During the late medieval period the traditional woodlands began to disappear. As charcoal was an important product by this time the replanting of trees occurred. These man-made plantations were cut every ten years or so and they were called coppices after the technique of cutting them down to ground level. By the 18th century most of the land east of the High Street was coppice woodland, Brierley Hill Coppice, Archill Coppice, Merry Hill Coppice and the larger level wood. This wooded area was recorded in Two Woods Lane that ran from Merry Hill, west to Black Delph. The name of the woodland in this area was Archill in Kingswinford and Harts Hill in Dudley. (This was a variation of the same name. The two parish authorities were at loggerheads over the exact site of the boundary prior to the 18th century.)

First references to Brierley Hill

Recorded references to Brierley Hill did not start until the 17th century. In 1642 the first reference of a resident is recorded, when Richard Peirson, a Blacksmith of Brierley Hill is mentioned. After this the settlement starts to increase, but it was not until Pensnett Chase was enclosed in 1748 that the race was on to utilise all the land. The person with the largest share was Lord Dudley who had also been involved in the building of the Stourbridge Canal across the Chase in 1776. In 1785 John Snape drew a map of the Stourbridge canal and in it showed Brierley Hill for the first time. St. Michael’s Chapel was constructed on the chase in 1765. This was built by public subscription and the first incumbent was the Rev. Thomas Moss (1765 – 1808). By this date however there were only a few dwellings in the High Street and a scattered settlement at ‘Black’ Delph.

Turn of the 20th century

By the turn of the century Brierley Hill was growing. Ribbon development had occurred all along the lanes that surrounded the hill, collieries, quarries (Quarry Bank) glass works, and iron works filled the spaces between the dwelling houses and woods. In Fowlers Map of 1822 the settlement of Brierley Hill had extended to the canal except for a small piece of Level Coppice. A rash of collieries and iron works had opened up alongside the canal. A timber compound of Lord Dudley’s replaced the northern part of Level Wood, east of the canal. This in turn became the Old Level Ironworks. The New Level Works was added on the other side of Level Road and the whole complex eventually became the Round Oak Steel Works.
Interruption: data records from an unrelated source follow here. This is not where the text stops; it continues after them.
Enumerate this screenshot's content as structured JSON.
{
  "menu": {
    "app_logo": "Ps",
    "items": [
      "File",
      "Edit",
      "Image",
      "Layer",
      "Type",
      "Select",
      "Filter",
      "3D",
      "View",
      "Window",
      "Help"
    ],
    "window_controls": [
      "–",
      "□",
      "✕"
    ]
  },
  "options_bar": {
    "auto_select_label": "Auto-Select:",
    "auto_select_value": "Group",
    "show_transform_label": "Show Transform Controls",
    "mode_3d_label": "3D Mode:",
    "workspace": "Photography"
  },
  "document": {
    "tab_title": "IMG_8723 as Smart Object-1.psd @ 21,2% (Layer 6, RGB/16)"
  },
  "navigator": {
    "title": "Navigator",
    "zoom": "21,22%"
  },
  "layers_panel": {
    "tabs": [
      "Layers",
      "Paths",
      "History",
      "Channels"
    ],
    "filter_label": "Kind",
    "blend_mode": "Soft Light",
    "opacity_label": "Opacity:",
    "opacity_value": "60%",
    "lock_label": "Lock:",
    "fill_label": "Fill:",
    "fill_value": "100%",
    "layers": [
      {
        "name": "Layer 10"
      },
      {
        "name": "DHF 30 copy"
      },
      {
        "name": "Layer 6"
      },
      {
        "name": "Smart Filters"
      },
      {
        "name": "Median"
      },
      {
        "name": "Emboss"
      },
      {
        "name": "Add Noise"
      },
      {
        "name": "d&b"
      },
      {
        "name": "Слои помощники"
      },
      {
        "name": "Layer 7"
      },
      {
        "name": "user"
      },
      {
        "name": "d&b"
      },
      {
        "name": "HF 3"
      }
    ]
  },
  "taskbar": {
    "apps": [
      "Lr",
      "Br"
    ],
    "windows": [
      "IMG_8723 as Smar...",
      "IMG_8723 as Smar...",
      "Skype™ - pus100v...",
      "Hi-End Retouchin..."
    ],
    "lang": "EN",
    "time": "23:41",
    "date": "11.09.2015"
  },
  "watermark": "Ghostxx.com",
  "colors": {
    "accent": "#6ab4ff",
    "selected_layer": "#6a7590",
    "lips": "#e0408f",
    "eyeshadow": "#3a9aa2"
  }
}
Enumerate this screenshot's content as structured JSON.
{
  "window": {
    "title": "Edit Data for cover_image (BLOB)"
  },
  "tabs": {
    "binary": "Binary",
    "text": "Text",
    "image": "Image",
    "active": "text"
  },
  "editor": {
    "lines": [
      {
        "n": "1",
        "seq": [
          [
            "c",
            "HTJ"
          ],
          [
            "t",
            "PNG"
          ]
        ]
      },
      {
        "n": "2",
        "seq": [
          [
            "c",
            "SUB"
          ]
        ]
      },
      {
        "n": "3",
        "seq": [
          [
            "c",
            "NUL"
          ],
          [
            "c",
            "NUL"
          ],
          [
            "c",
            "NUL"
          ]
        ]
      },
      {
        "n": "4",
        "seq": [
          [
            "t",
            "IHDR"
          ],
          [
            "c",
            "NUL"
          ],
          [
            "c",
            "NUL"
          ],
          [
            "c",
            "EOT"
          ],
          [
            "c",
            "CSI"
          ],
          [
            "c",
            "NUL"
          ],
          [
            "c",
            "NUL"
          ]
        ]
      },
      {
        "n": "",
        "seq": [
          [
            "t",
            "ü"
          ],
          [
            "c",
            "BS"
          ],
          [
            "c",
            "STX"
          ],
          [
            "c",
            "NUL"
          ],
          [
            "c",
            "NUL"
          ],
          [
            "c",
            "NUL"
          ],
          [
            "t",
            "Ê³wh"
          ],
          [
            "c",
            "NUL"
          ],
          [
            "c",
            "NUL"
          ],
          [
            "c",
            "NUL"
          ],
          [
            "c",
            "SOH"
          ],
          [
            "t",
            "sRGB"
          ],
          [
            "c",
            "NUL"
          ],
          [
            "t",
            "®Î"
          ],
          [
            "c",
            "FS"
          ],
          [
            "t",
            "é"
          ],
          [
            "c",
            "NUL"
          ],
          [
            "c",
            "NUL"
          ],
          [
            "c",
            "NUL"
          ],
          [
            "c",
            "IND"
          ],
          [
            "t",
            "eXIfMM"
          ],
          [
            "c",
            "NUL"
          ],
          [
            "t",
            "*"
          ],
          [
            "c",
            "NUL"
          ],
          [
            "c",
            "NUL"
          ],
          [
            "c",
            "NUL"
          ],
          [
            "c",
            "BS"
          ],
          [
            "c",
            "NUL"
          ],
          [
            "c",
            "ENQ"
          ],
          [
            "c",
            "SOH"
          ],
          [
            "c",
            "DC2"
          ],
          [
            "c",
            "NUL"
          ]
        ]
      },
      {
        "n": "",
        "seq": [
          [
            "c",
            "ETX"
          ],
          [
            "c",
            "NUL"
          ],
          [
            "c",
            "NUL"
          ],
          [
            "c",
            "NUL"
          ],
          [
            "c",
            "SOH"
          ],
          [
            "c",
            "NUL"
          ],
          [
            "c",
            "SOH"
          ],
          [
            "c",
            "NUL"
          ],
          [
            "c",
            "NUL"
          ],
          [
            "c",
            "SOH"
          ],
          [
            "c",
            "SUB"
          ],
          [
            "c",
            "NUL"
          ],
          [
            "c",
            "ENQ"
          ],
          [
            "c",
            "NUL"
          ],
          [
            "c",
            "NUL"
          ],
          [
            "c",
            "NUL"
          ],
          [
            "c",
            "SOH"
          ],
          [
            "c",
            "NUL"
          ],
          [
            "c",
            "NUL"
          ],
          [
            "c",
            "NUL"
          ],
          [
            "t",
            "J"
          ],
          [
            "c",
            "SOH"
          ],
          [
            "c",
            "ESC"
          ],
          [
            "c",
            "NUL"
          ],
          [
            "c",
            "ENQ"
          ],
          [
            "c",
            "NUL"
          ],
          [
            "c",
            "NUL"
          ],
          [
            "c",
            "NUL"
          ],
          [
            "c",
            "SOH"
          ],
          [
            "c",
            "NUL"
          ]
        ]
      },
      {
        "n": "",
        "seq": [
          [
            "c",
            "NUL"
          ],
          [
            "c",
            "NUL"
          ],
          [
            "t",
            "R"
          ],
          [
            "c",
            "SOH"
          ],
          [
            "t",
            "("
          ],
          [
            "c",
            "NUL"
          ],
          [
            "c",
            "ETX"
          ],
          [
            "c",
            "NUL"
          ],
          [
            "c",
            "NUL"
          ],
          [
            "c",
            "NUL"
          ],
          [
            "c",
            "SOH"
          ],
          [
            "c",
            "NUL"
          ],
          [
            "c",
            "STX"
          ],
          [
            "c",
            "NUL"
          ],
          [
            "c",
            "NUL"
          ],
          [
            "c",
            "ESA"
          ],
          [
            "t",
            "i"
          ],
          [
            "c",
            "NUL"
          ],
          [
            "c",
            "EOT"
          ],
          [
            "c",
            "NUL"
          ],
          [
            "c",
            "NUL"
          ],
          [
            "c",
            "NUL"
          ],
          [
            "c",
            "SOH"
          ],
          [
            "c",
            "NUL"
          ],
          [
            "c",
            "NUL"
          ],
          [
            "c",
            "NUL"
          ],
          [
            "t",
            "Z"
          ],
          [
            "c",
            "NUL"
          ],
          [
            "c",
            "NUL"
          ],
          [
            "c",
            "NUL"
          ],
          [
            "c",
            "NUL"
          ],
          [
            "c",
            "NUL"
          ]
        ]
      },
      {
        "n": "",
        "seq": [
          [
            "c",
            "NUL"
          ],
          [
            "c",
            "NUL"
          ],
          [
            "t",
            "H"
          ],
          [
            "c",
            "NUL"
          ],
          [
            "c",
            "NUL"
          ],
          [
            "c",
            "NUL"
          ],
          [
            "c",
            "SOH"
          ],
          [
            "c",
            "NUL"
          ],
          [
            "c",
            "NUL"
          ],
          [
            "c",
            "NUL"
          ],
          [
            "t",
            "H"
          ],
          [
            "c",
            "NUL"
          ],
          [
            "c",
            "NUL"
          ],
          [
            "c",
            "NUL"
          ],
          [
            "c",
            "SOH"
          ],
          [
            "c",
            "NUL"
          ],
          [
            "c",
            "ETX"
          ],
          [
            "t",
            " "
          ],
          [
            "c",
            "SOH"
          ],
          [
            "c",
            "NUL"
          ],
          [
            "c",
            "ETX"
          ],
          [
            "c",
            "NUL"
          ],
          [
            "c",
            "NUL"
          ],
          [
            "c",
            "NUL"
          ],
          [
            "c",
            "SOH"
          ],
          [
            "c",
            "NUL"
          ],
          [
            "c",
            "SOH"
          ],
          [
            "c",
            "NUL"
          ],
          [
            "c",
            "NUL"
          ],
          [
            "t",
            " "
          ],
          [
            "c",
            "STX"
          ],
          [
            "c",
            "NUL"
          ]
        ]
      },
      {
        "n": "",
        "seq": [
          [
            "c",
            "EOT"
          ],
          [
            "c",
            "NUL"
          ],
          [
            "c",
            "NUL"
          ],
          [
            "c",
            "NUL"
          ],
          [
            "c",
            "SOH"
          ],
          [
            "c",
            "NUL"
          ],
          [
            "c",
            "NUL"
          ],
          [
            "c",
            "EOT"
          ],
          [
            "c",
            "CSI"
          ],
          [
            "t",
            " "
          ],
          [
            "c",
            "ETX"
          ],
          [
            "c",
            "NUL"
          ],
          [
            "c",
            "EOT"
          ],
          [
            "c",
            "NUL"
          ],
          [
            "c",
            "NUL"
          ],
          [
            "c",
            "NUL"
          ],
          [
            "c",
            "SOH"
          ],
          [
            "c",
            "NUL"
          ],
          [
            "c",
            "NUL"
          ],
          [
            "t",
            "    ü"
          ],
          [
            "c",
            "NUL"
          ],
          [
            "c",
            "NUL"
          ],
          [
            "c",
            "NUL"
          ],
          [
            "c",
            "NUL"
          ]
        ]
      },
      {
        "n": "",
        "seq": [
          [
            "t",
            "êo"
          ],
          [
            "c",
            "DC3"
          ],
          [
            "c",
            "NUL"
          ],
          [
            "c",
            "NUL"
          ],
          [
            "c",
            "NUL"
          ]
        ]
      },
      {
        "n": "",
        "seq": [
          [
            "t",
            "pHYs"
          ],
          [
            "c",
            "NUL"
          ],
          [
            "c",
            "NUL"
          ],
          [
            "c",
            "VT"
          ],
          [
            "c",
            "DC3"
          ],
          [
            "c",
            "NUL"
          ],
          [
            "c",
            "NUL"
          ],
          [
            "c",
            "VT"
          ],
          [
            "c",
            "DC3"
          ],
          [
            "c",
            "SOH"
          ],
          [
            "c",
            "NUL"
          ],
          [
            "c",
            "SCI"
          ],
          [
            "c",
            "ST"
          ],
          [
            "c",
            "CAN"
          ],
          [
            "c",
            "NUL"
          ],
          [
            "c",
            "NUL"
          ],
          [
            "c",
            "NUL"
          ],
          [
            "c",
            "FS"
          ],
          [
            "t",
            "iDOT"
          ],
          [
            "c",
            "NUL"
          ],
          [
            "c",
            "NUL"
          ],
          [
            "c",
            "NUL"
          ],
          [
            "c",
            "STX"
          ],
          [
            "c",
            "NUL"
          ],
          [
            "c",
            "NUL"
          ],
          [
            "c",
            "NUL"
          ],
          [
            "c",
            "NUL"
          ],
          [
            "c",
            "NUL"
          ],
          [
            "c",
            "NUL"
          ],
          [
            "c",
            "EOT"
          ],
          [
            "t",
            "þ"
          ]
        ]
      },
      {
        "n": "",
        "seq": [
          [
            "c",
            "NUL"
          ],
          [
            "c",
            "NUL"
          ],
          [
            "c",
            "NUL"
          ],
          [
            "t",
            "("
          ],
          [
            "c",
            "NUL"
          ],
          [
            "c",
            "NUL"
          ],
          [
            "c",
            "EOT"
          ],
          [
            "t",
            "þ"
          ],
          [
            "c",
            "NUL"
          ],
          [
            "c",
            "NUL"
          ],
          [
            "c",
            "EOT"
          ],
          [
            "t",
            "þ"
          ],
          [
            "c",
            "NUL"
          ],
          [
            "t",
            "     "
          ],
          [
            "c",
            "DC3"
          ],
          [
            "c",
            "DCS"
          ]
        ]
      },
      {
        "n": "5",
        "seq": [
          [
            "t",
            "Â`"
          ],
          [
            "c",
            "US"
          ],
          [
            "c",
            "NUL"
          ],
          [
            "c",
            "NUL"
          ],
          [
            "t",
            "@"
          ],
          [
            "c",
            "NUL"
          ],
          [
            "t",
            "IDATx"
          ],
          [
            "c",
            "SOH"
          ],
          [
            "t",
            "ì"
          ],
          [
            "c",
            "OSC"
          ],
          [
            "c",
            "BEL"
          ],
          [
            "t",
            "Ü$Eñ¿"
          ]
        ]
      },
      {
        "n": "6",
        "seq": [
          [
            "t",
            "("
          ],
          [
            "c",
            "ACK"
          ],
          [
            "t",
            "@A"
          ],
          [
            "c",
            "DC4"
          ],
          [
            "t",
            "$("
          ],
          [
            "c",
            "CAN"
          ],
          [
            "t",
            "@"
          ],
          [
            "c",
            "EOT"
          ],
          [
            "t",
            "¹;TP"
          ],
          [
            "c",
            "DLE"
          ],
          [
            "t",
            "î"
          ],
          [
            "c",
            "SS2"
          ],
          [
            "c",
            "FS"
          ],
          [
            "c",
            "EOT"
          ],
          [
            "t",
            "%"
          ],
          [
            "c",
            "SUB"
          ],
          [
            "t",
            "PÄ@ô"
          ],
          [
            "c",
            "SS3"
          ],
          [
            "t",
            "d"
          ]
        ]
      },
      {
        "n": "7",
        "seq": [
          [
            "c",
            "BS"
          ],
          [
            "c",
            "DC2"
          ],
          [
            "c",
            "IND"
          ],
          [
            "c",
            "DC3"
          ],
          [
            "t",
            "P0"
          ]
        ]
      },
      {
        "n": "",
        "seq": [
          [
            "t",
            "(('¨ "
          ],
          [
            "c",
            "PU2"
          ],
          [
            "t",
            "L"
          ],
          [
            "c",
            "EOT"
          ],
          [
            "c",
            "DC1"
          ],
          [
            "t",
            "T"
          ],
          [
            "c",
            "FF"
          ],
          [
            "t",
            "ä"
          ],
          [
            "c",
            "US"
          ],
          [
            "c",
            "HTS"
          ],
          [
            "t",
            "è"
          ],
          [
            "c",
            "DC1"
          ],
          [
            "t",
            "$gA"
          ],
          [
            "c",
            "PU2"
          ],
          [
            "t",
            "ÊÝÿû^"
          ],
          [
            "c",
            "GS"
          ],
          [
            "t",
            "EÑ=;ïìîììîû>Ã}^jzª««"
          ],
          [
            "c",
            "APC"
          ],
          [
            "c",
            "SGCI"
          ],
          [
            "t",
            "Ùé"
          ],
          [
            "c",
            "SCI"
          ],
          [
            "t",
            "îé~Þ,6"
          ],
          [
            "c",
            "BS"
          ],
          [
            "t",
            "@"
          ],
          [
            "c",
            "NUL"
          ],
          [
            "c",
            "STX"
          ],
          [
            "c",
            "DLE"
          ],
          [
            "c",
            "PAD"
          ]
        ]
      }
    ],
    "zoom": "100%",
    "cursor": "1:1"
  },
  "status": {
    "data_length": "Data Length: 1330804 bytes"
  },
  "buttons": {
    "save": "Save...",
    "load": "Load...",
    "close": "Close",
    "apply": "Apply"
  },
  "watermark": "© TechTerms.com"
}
The mining subsidence, open shafts, cinder tips, heaps of slag and waves of black smoke made the hill a very unappetising place to live on, so much so that a rhyme was composed comparing it with Hell.

When Satan stood on Brierley Hill

And far around it gazed

He said, ‘I never more shall feel

At Hell’s fierce flames amazed.”

An attempt was made to make it more civilised, but the miners, quarrymen, foundry men and glass workers whose rough and dangerous work made them hardened to social niceties made it an uphill climb. A National School was built in 1835 to accommodate the rising population and the new parochial district of Brierley Hill with Brockmoor, Delph and Quarry Bank was drawn up in 1842 – St. Michael’s became a parish church. By this date the High Street had become a market area. Marsh and Baxter’s became a major employer in the centre of the town making pork products. With the philanthropy known at the time they laid out Marsh’s Park on the hill. This probably made up for the lack of greenery as during the 19th century the coppices began to disappear. Even Level Wood was rapidly depleted and industry grew in the surrounding area.

By the end of the century Brierley Hill had become a town. The purpose for its existence, the excavation and manufacture of raw materials, began to decline as the resources were used up. By the beginning of the 20th century most of the mineral deposits were worked out and with the advent of other materials the ironworks began to close. Finally Round Oak itself shut its doors in 1984 and the land was left as a waste area until the arrival of the Merry Hill centre.

John Hemingway, 29th January 2005